Initially I had mixed feelings. I convinced myself to like it but still found a lot of it to emphasize trauma as being the easiest context in which to understand photographs. It’s nice to see photos from the non-western world but a main narrative of poverty or trauma or suffering indulges Western stereotypes about the rest of the world.
The additional photos are much more representative, both in terms of their subject matter and in terms of the contexts they exist within. They’re photographers photographing themselves and their own communities and, while they require us to understand what else is going on, challenge the western gaze in ways that the original set of photos did not.
I especially liked Deana Lawson and Leonce Raphael Abbodjelou here in terms of how their images feel like inside jobs where the connection between the photographer and the subject is one of being a trusted member of the community. Through this trust we’re allowed to learn about the conditions of the photo and that context is an additional educational experience.
Abbodjelou in particular stood out to me because he reminded me of color Keïta or Sibide work. I realized that I hadn’t made the Vlisco connection with Keïta’s work and, while still in awe of the beauty in his photographs, I kind of want to know what color they were now. Also, knowing the stories behind the fabrics in his backdrops makes me appreciate them even more.
A lot of the new photos also reminded me of Ragnar Kjartansson in how they’re both the evidence of performance or conceptual art pieces and photos which are their own works of art by themselves. Sheng Qi and Zhang Huan* stand out here in how their photos both document their performances and make us viscerally react to the concepts once we read about the context.
*Whose work I saw in San José years ago too.
Also at the Princeton Museum

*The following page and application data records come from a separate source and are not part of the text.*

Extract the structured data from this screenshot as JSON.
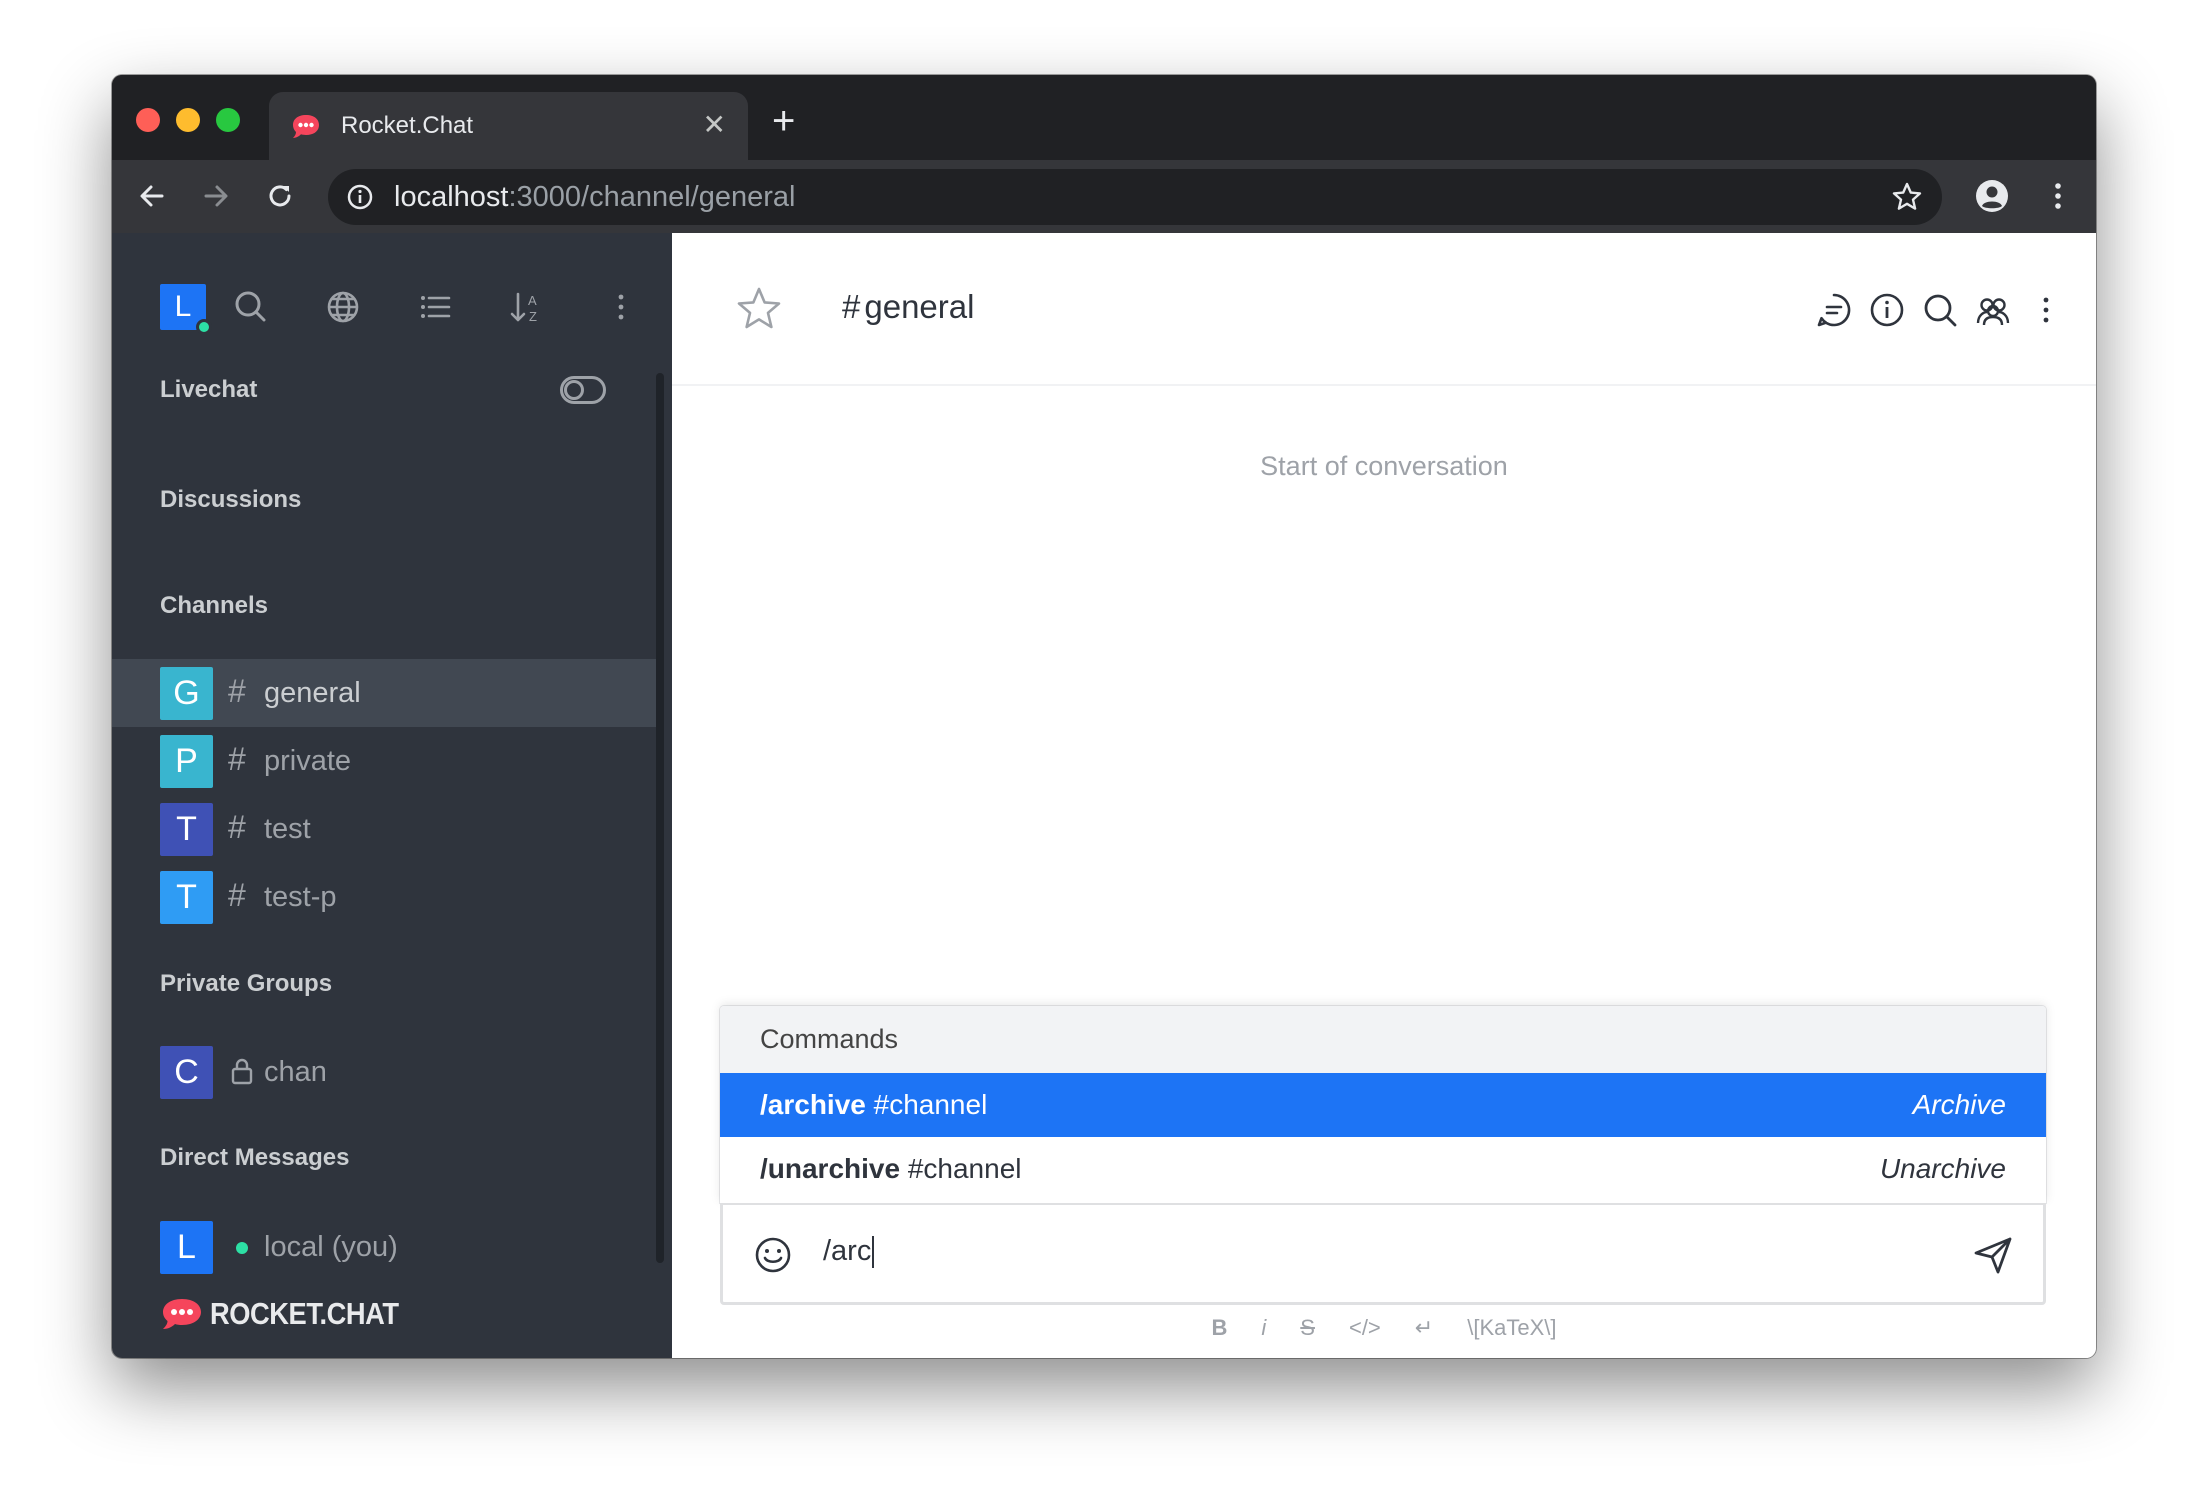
{
  "browser": {
    "tab_title": "Rocket.Chat",
    "tab_close": "✕",
    "new_tab": "+",
    "url_host": "localhost",
    "url_path": ":3000/channel/general"
  },
  "sidebar": {
    "user_initial": "L",
    "sections": {
      "livechat": "Livechat",
      "discussions": "Discussions",
      "channels": "Channels",
      "private_groups": "Private Groups",
      "direct_messages": "Direct Messages"
    },
    "channels": [
      {
        "initial": "G",
        "name": "general",
        "color": "#39b5cf",
        "active": true
      },
      {
        "initial": "P",
        "name": "private",
        "color": "#39b5cf",
        "active": false
      },
      {
        "initial": "T",
        "name": "test",
        "color": "#3f51b5",
        "active": false
      },
      {
        "initial": "T",
        "name": "test-p",
        "color": "#2f9cf4",
        "active": false
      }
    ],
    "private_groups": [
      {
        "initial": "C",
        "name": "chan",
        "color": "#3f51b5"
      }
    ],
    "direct_messages": [
      {
        "initial": "L",
        "name": "local (you)",
        "color": "#1d74f5"
      }
    ],
    "logo_text": "ROCKET.CHAT",
    "accent_color": "#2de0a5"
  },
  "main": {
    "channel_name": "general",
    "start_of_conversation": "Start of conversation",
    "popup": {
      "title": "Commands",
      "items": [
        {
          "command": "/archive",
          "params": " #channel",
          "description": "Archive",
          "selected": true
        },
        {
          "command": "/unarchive",
          "params": " #channel",
          "description": "Unarchive",
          "selected": false
        }
      ]
    },
    "composer": {
      "value": "/arc"
    },
    "format_toolbar": {
      "bold": "B",
      "italic": "i",
      "strike": "S",
      "code": "</>",
      "multiline": "↵",
      "katex": "\\[KaTeX\\]"
    }
  }
}
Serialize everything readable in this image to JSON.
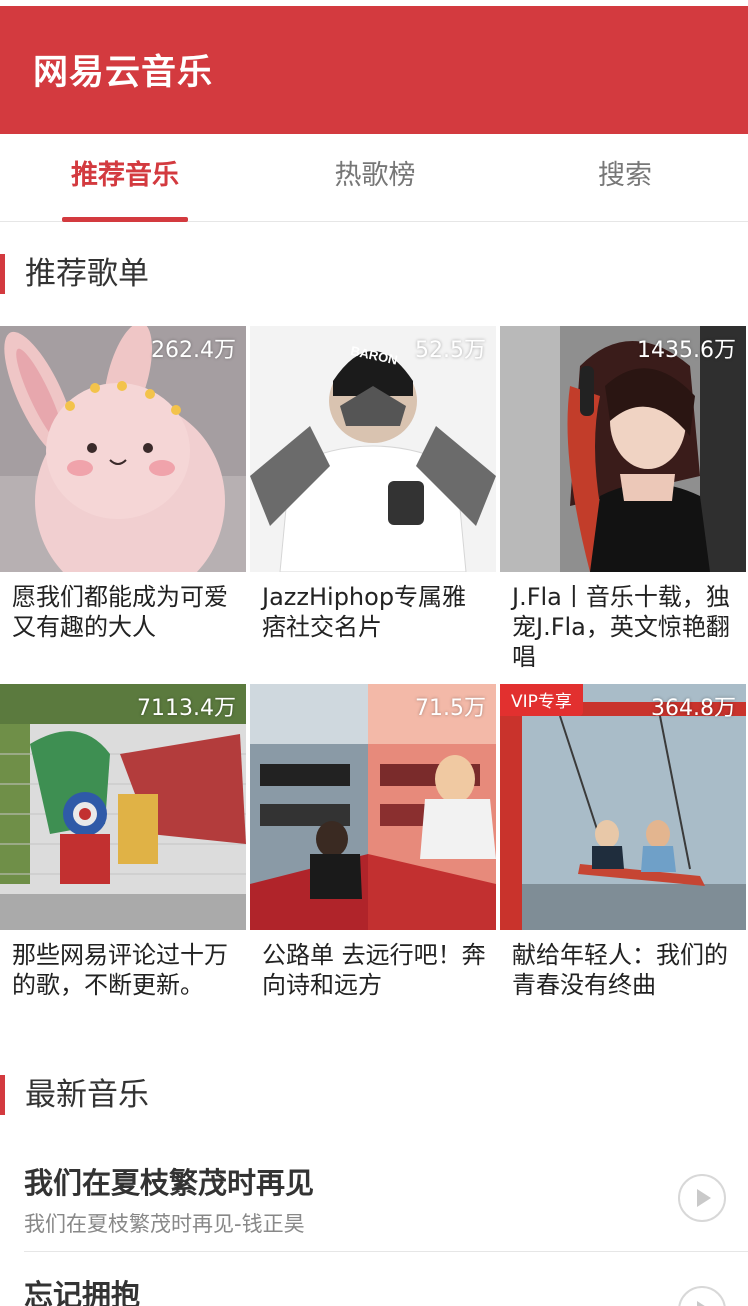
{
  "header": {
    "title": "网易云音乐",
    "color": "#d33a3f"
  },
  "tabs": [
    {
      "label": "推荐音乐",
      "active": true
    },
    {
      "label": "热歌榜",
      "active": false
    },
    {
      "label": "搜索",
      "active": false
    }
  ],
  "sections": {
    "recommended": "推荐歌单",
    "latest": "最新音乐"
  },
  "playlists": [
    {
      "count": "262.4万",
      "title": "愿我们都能成为可爱又有趣的大人",
      "vip": ""
    },
    {
      "count": "52.5万",
      "title": "JazzHiphop专属雅痞社交名片",
      "vip": ""
    },
    {
      "count": "1435.6万",
      "title": "J.Fla丨音乐十载，独宠J.Fla，英文惊艳翻唱",
      "vip": ""
    },
    {
      "count": "7113.4万",
      "title": "那些网易评论过十万的歌，不断更新。",
      "vip": ""
    },
    {
      "count": "71.5万",
      "title": "公路单 去远行吧！奔向诗和远方",
      "vip": ""
    },
    {
      "count": "364.8万",
      "title": "献给年轻人：我们的青春没有终曲",
      "vip": "VIP专享"
    }
  ],
  "cover_logo_text": "BARON",
  "songs": [
    {
      "title": "我们在夏枝繁茂时再见",
      "subtitle": "我们在夏枝繁茂时再见-钱正昊",
      "icon": "play-circle-icon"
    },
    {
      "title": "忘记拥抱",
      "subtitle": "",
      "icon": "play-circle-icon"
    }
  ]
}
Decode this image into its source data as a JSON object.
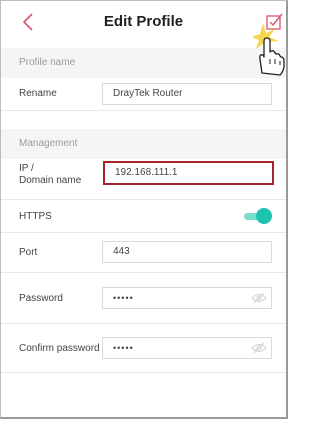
{
  "header": {
    "title": "Edit Profile",
    "back_icon": "chevron-left-icon",
    "save_icon": "checkbox-check-icon"
  },
  "sections": {
    "profile": {
      "label": "Profile name"
    },
    "management": {
      "label": "Management"
    }
  },
  "fields": {
    "rename": {
      "label": "Rename",
      "value": "DrayTek Router"
    },
    "ip": {
      "label_line1": "IP /",
      "label_line2": "Domain name",
      "value": "192.168.111.1"
    },
    "https": {
      "label": "HTTPS",
      "enabled": true
    },
    "port": {
      "label": "Port",
      "value": "443"
    },
    "password": {
      "label": "Password",
      "value": "•••••"
    },
    "confirm_password": {
      "label": "Confirm password",
      "value": "•••••"
    }
  },
  "colors": {
    "accent": "#d9536e",
    "highlight_border": "#a5232b",
    "toggle_on": "#1cc3ad"
  }
}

While not part of the Revealing Pictures show, the Princeton Museum was also showing off its recent acquisition of Susan Meiselas’s Life of an Image. I blogged about is a few years ago and I’m so happy I got to see it live. I don’t have much to add over my Itinerant Languages post but it is indeed very cool to see a collection which shows how a photo has basically become a meme. We live in a remix culture and the more museums and artists embrace this and bring it into the galleries the better our visual literacy will get.